What Parents Need to Understand About Being Young Today, in 8 Charts


There’s a simple reason young adults are living at home in higher numbers: For many, moving out means living in poverty.

The numbers are jarring. According to the Pew Research Center, a whopping 56% of 18-24 year olds lived at home in 2012, the highest rate since the 1970s. Today’s young adults are taking longer to reach life milestones like taking out a mortgage or getting married. The New Republic has dubbed this trend the Great Delay.

Popular theories about why our generation lives at home end up incorrectly psychoanalyzing young adults. Young people were praised too much as children. They’re addicted to social media. They feel entitled to the perfect job.

It’s not a matter of laziness or entitlement. Anyone who blames young adults for moving back home is missing the obvious reason: the terrible economy. The reality is that many young adults would be living in poverty if they weren’t living at home.

To see why, focus on the young people who have moved out.

Over 4.6 million adults under age 25 are “householders,” according to the U.S. Census, meaning they either rent or own a place in their name. Their lives are incredibly challenging — constrained by low incomes, high living costs and high debt — making the option of moving back home alluring as ever.
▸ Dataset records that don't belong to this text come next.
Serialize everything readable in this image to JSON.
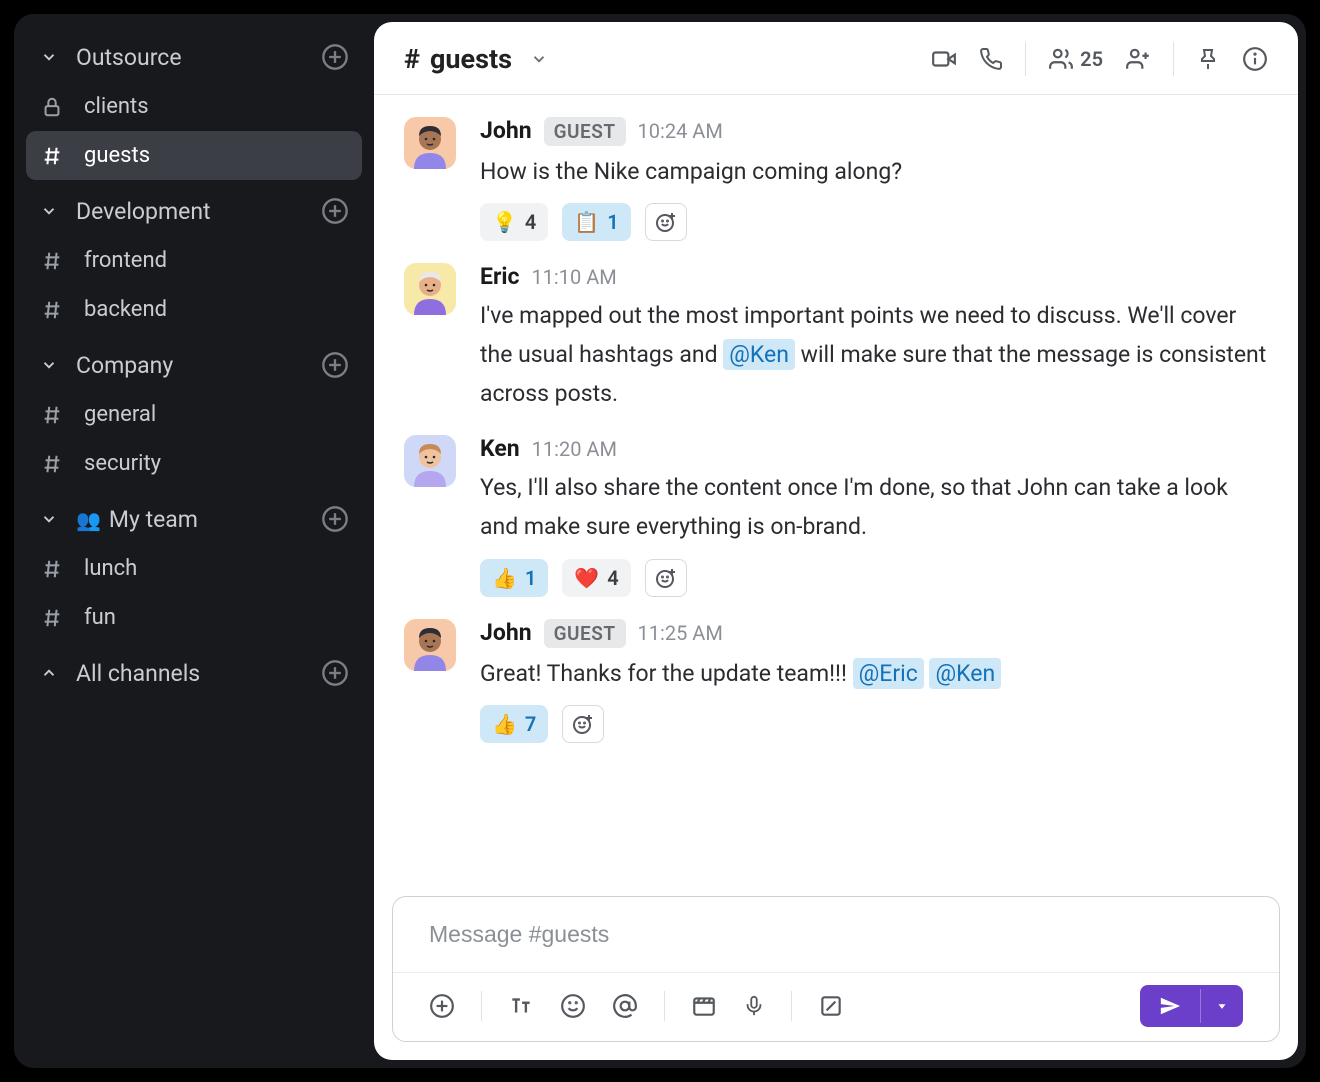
{
  "sidebar": {
    "sections": [
      {
        "title": "Outsource",
        "expanded": true,
        "items": [
          {
            "label": "clients",
            "icon": "lock",
            "active": false
          },
          {
            "label": "guests",
            "icon": "hash",
            "active": true
          }
        ]
      },
      {
        "title": "Development",
        "expanded": true,
        "items": [
          {
            "label": "frontend",
            "icon": "hash",
            "active": false
          },
          {
            "label": "backend",
            "icon": "hash",
            "active": false
          }
        ]
      },
      {
        "title": "Company",
        "expanded": true,
        "items": [
          {
            "label": "general",
            "icon": "hash",
            "active": false
          },
          {
            "label": "security",
            "icon": "hash",
            "active": false
          }
        ]
      },
      {
        "title": "My team",
        "team_icon": "👥",
        "expanded": true,
        "items": [
          {
            "label": "lunch",
            "icon": "hash",
            "active": false
          },
          {
            "label": "fun",
            "icon": "hash",
            "active": false
          }
        ]
      },
      {
        "title": "All channels",
        "expanded": false,
        "items": []
      }
    ]
  },
  "header": {
    "hash": "#",
    "channel": "guests",
    "member_count": "25"
  },
  "messages": [
    {
      "author": "John",
      "badge": "GUEST",
      "time": "10:24 AM",
      "avatar_bg": "#f7c9a8",
      "avatar_shirt": "#9287e8",
      "avatar_hair": "#2d2d36",
      "avatar_skin": "#a87654",
      "text_parts": [
        {
          "t": "How is the Nike campaign coming along?"
        }
      ],
      "reactions": [
        {
          "emoji": "💡",
          "count": "4",
          "active": false
        },
        {
          "emoji": "📋",
          "count": "1",
          "active": true
        }
      ]
    },
    {
      "author": "Eric",
      "badge": "",
      "time": "11:10 AM",
      "avatar_bg": "#f7eaa8",
      "avatar_shirt": "#8f6fe0",
      "avatar_hair": "#e8e8ea",
      "avatar_skin": "#e8b088",
      "text_parts": [
        {
          "t": "I've mapped out the most important points we need to discuss. We'll cover the usual hashtags and "
        },
        {
          "t": "@Ken",
          "mention": true
        },
        {
          "t": " will make sure that the message is consistent across posts."
        }
      ],
      "reactions": []
    },
    {
      "author": "Ken",
      "badge": "",
      "time": "11:20 AM",
      "avatar_bg": "#cfd8f7",
      "avatar_shirt": "#b4a6ef",
      "avatar_hair": "#c78b5a",
      "avatar_skin": "#efc2a0",
      "text_parts": [
        {
          "t": "Yes, I'll also share the content once I'm done, so that John can take a look and make sure everything is on-brand."
        }
      ],
      "reactions": [
        {
          "emoji": "👍",
          "count": "1",
          "active": true
        },
        {
          "emoji": "❤️",
          "count": "4",
          "active": false
        }
      ]
    },
    {
      "author": "John",
      "badge": "GUEST",
      "time": "11:25 AM",
      "avatar_bg": "#f7c9a8",
      "avatar_shirt": "#9287e8",
      "avatar_hair": "#2d2d36",
      "avatar_skin": "#a87654",
      "text_parts": [
        {
          "t": "Great! Thanks for the update team!!! "
        },
        {
          "t": "@Eric",
          "mention": true
        },
        {
          "t": " "
        },
        {
          "t": "@Ken",
          "mention": true
        }
      ],
      "reactions": [
        {
          "emoji": "👍",
          "count": "7",
          "active": true
        }
      ]
    }
  ],
  "composer": {
    "placeholder": "Message #guests"
  }
}
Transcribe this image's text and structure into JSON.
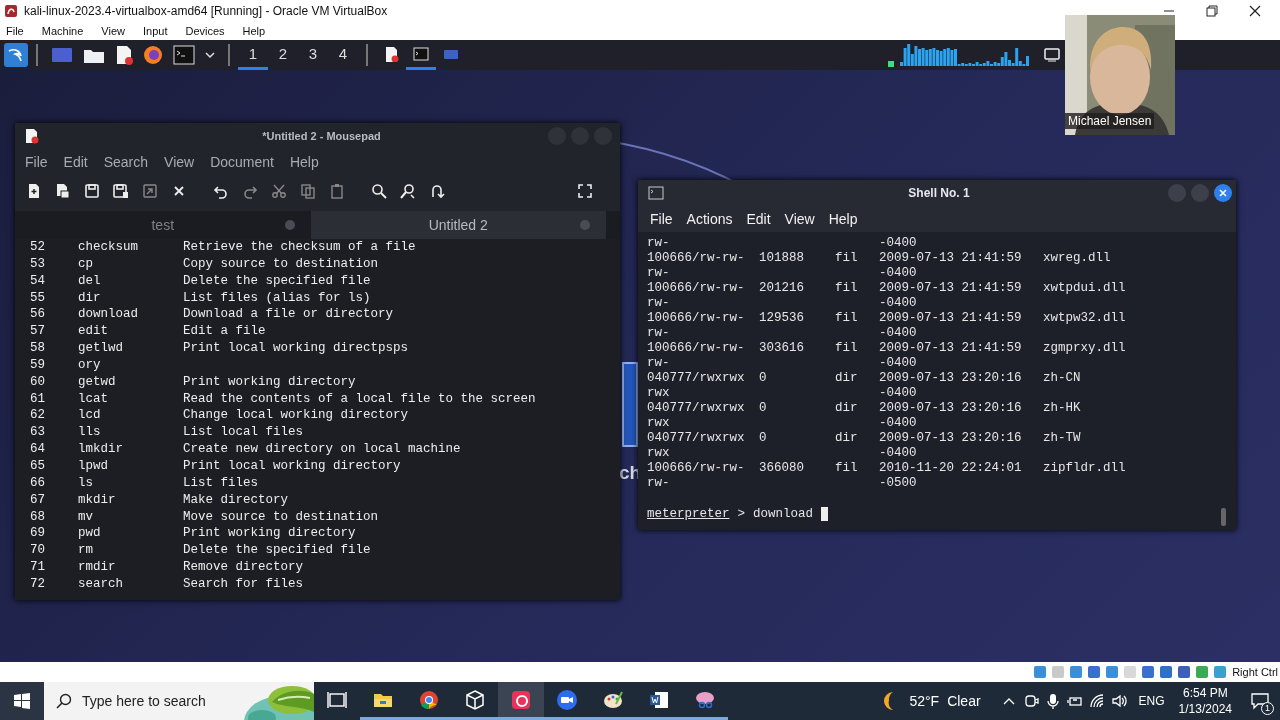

1. On average, under-25 households are the poorest.

Data from 2012 American Community Survey (ACS). Chart by Chris Walker.

While older households cluster around middle-class incomes, more than 40% of young households (headed by someone under 25) earn less than $20,000 per year.

2. Under-25 poverty rates are incredibly high.

Data from 2012 ACS. Chart by Chris Walker.

This is the reality most young adults grapple with upon deciding whether or not to live with their parents.

3. Young unemployment is more than double the national average.

Data from Bureau of Labor Statistics. Chart by Chris Walker.

Many young adults, whether they’re living with their parents or on their own, struggle to find work. The unemployment rate for young adults (13.2%) has come down from it’s peak (19.5%), but it’s still higher today that it was before the recession.

And those who do manage to find work are faced with stagnant hourly wages.

4. Under-25 wages are lower than 10 years ago.

Dollar figures adjusted for inflation using Consumer Price Index, presented in 2014 dollars. Wage data from Bureau of Labor Statistics. Chart by Chris Walker.

After adjusting for inflation, young workers today earn 45 cents less per hour on average than young workers did in 2004.

5. Almost 9 out of 10 young householders are renters.

Data from 2012 ACS. Chart by Chris Walker.

6. High rents hit young people the hardest.

Rent burns through a huge chunk of young renters’ tiny incomes.

Data from 2012 ACS. Chart by Chris Walker.

The high rent-to-income ratio helps explain why young renters are financially fragile, and why so few of them can even think about saving for retirement.

7. College debt impacts 43% of young households.

In addition to low incomes and high rents, many young householders also carry severe student debt burdens.

Chart by Chris Walker. Data from Pew Research.

The corollary to the chart above is that a significant number of young households have at least some college education. In other words, young householders aren’t just deadbeats who were forced to move out by their parents.

While it’s great that more young adults than ever are pursuing a college education, they’re doing so at a greater and greater cost. The average student debt load per borrower has been rising rapidly over the past 20 years.

8. Recent graduates have record-breaking student debt.

Chart from the Wall Street Journal.

It takes years, perhaps decades, to pay off debt at this scale. Even if the borrower makes payments on time, the large amount of student debt will make it harder for borrowers to gain approval for other types of loans, such as for a car or house.

The struggle is real. Young adults face an economic trifecta of low incomes, high living costs and high debt. The next time someone tries to slap a demeaning label like “boomerang kid” — or even worse, “twixster” — on young adults living at home, show them these eight charts.